Understanding the Causes of Swollen Tonsils
Introduction to Swollen Tonsils: What Are They?
Tonsils are two small masses of soft tissue located at the back of the throat, one on each side. They are part of the immune system and help to protect the body from infections that enter through the mouth and nose. Sometimes, the tonsils can become inflamed and swollen, leading to a condition known as tonsillitis.
Tonsillitis is a common condition that can affect people of all ages, but it is most common in children between the ages of 5 and 15. It is usually caused by a viral or bacterial infection and can lead to symptoms such as sore throat, difficulty swallowing, fever, and swollen lymph nodes.
In some cases, swollen tonsils can also be a sign of more serious conditions such as cancer or autoimmune disorders. If you are experiencing persistent or severe symptoms, it is important to see a healthcare professional for proper diagnosis and treatment.
Common Causes of Swollen Tonsils: Infections and Allergies
The most common cause of swollen tonsils is infection, either viral or bacterial. Viral infections such as the common cold, flu, or mononucleosis can all cause inflammation of the tonsils. Bacterial infections such as strep throat, caused by the Streptococcus bacteria, can also lead to tonsillitis.
Allergies can also cause swollen tonsils. Allergic reactions to airborne allergens such as pollen, dust mites, or pet dander can cause the tonsils to become inflamed.
In some cases, recurrent or chronic tonsillitis can be a result of underlying medical conditions such as gastroesophageal reflux disease (GERD) or immunodeficiency disorders. It is important to identify the underlying cause of swollen tonsils to determine the appropriate treatment.
Other Factors Contributing to Swollen Tonsils: Smoking, Acid Reflux, and Stress
In addition to infections and allergies, there are other factors that can contribute to swollen tonsils. Smoking is a major risk factor for tonsillitis, as it weakens the immune system and makes it more susceptible to infections.
Acid reflux, a condition in which stomach acid flows back up into the esophagus, can also cause inflammation of the tonsils. The acid irritates the lining of the throat and can lead to soreness, difficulty swallowing, and swollen tonsils.
Stress can also weaken the immune system and make it more susceptible to infections that can lead to swollen tonsils.
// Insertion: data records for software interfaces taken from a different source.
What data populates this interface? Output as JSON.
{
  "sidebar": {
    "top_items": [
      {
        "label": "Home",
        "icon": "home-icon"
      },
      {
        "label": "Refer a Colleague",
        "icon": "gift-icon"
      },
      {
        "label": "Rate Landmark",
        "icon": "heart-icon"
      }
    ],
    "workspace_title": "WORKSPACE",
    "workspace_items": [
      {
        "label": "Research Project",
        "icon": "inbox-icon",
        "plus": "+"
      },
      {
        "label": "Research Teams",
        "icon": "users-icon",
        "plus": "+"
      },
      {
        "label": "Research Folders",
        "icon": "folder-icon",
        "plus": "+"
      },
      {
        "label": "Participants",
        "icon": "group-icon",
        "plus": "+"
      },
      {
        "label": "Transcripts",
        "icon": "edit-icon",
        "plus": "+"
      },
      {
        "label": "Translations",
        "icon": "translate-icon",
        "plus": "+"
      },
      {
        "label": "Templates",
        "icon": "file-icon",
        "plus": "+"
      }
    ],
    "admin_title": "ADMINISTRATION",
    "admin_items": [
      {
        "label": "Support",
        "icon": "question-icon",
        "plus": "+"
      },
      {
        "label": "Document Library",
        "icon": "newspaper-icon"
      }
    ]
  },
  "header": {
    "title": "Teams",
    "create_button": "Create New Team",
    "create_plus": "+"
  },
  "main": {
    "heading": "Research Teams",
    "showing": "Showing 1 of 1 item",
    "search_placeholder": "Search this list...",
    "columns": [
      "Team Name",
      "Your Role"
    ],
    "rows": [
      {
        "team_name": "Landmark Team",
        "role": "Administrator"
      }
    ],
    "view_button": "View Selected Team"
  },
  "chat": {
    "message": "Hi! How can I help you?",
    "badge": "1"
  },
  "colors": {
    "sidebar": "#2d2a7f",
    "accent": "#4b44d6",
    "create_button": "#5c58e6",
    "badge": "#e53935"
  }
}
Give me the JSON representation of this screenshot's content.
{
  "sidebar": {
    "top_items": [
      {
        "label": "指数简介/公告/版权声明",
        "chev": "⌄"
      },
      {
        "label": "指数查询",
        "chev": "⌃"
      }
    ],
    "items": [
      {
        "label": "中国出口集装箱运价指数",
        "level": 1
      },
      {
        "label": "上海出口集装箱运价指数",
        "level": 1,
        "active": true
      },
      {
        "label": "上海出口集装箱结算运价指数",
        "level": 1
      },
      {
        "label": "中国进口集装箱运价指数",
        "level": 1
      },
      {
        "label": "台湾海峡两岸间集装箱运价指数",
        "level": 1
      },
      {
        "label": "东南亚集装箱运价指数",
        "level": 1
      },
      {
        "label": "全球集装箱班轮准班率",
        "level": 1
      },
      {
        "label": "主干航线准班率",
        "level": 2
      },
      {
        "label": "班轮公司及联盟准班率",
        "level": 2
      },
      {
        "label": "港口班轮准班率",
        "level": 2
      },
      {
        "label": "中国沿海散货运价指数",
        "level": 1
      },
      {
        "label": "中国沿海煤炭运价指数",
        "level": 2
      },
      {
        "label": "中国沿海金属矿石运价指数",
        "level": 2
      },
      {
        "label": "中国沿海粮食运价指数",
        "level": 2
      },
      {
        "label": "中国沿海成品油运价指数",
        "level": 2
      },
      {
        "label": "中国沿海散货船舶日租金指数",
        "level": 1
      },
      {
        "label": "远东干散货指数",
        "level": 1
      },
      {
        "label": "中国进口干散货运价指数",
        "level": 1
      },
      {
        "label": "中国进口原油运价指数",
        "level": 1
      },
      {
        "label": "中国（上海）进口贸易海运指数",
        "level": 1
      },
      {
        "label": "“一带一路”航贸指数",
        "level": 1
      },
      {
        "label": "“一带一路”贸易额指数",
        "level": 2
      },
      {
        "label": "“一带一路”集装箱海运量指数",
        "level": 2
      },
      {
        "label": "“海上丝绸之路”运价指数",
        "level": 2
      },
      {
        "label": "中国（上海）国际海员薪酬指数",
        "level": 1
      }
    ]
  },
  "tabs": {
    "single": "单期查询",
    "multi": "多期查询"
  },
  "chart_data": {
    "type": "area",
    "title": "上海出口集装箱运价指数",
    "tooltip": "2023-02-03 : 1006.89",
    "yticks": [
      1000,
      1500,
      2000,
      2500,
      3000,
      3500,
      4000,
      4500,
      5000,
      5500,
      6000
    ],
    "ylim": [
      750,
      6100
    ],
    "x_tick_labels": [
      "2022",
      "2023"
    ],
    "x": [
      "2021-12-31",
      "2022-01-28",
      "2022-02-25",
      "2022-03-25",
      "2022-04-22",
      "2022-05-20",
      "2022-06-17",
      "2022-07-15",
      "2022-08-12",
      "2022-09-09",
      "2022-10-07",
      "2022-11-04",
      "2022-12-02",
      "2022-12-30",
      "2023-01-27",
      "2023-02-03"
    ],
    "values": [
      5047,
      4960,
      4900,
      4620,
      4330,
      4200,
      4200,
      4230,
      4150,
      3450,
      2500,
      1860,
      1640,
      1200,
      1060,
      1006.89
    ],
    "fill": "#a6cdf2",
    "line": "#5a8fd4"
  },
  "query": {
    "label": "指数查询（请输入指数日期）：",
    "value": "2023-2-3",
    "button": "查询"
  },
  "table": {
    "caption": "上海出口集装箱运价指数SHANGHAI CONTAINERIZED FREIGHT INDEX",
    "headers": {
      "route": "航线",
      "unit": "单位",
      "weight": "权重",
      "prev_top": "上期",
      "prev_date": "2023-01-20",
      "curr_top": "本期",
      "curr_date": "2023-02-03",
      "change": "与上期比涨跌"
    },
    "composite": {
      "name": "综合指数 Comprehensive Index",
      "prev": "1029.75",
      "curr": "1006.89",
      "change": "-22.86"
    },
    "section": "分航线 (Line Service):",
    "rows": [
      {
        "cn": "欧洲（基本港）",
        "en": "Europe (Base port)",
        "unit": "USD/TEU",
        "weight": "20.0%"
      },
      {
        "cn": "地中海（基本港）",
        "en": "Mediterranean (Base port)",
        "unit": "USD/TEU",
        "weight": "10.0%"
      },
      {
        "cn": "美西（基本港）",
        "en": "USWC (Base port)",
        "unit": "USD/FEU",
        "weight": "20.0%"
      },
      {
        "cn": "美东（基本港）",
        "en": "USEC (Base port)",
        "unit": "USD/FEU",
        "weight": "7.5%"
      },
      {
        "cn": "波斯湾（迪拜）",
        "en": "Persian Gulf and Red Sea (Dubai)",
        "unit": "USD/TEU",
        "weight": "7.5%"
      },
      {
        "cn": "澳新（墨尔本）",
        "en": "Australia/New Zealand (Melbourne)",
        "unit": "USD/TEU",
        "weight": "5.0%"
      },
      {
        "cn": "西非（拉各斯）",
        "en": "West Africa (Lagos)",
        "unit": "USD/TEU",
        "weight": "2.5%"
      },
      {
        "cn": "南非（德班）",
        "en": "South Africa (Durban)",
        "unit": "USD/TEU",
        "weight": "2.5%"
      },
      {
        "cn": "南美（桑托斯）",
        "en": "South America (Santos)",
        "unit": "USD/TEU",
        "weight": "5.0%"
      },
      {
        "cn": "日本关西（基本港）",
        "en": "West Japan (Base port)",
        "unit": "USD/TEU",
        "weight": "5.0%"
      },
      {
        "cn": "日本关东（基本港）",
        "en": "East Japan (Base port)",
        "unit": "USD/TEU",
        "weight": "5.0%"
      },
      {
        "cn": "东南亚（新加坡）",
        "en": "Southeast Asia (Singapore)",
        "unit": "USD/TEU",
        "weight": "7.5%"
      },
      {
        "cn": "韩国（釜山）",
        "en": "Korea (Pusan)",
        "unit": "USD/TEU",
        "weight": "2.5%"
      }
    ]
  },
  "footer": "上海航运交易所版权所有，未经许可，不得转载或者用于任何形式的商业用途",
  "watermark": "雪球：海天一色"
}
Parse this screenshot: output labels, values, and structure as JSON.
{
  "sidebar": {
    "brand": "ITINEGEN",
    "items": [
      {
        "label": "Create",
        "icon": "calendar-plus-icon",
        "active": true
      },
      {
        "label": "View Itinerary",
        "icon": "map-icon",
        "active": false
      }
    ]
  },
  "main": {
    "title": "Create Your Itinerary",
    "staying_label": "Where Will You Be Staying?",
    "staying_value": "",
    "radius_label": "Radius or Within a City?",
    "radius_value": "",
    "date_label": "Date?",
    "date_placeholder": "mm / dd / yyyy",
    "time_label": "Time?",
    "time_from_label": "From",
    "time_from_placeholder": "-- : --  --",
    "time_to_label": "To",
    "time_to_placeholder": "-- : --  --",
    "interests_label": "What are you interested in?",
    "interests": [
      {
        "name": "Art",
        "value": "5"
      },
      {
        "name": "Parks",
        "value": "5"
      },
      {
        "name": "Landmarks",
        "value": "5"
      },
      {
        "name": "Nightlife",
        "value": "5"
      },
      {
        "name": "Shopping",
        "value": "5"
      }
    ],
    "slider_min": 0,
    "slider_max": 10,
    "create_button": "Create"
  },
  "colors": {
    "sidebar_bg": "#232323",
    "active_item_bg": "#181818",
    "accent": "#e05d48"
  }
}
Chronic stress can also lead to inflammation throughout the body, including the tonsils.
It is important to address these factors to prevent recurrent tonsillitis and promote overall health and well-being.
Complications Associated with Swollen Tonsils: Difficulty Swallowing and Breathing
Swollen tonsils can cause a range of complications, depending on the severity of the inflammation. One common complication is difficulty swallowing, which can make it painful or even impossible to eat or drink.
In severe cases, swollen tonsils can also lead to difficulty breathing, especially in young children. This is known as obstructive sleep apnea and can cause symptoms such as snoring, gasping, and pauses in breathing during sleep.
Recurrent tonsillitis can also lead to other complications, such as abscesses or infection spreading to other parts of the body. It is important to seek medical attention if you are experiencing persistent or severe symptoms of tonsillitis.
Treatment and Prevention of Swollen Tonsils: Home Remedies and Medical Interventions
The treatment of swollen tonsils depends on the underlying cause and the severity of the inflammation. For mild cases of tonsillitis, home remedies such as gargling with salt water, drinking plenty of fluids, and getting plenty of rest can help alleviate symptoms.
Over-the-counter pain relievers such as acetaminophen or ibuprofen can also help reduce pain and fever. However, antibiotics are only effective in treating tonsillitis caused by bacterial infections, and should not be used for viral infections or other causes of tonsillitis.
In more severe cases of tonsillitis, or cases that recur frequently, medical interventions such as tonsillectomy (surgical removal of the tonsils) may be necessary.
To prevent the recurrence of tonsillitis, it is important to practice good hygiene, such as washing hands regularly and avoiding close contact with people who are sick. It is also important to maintain a healthy immune system through a balanced diet, regular exercise, and getting enough rest.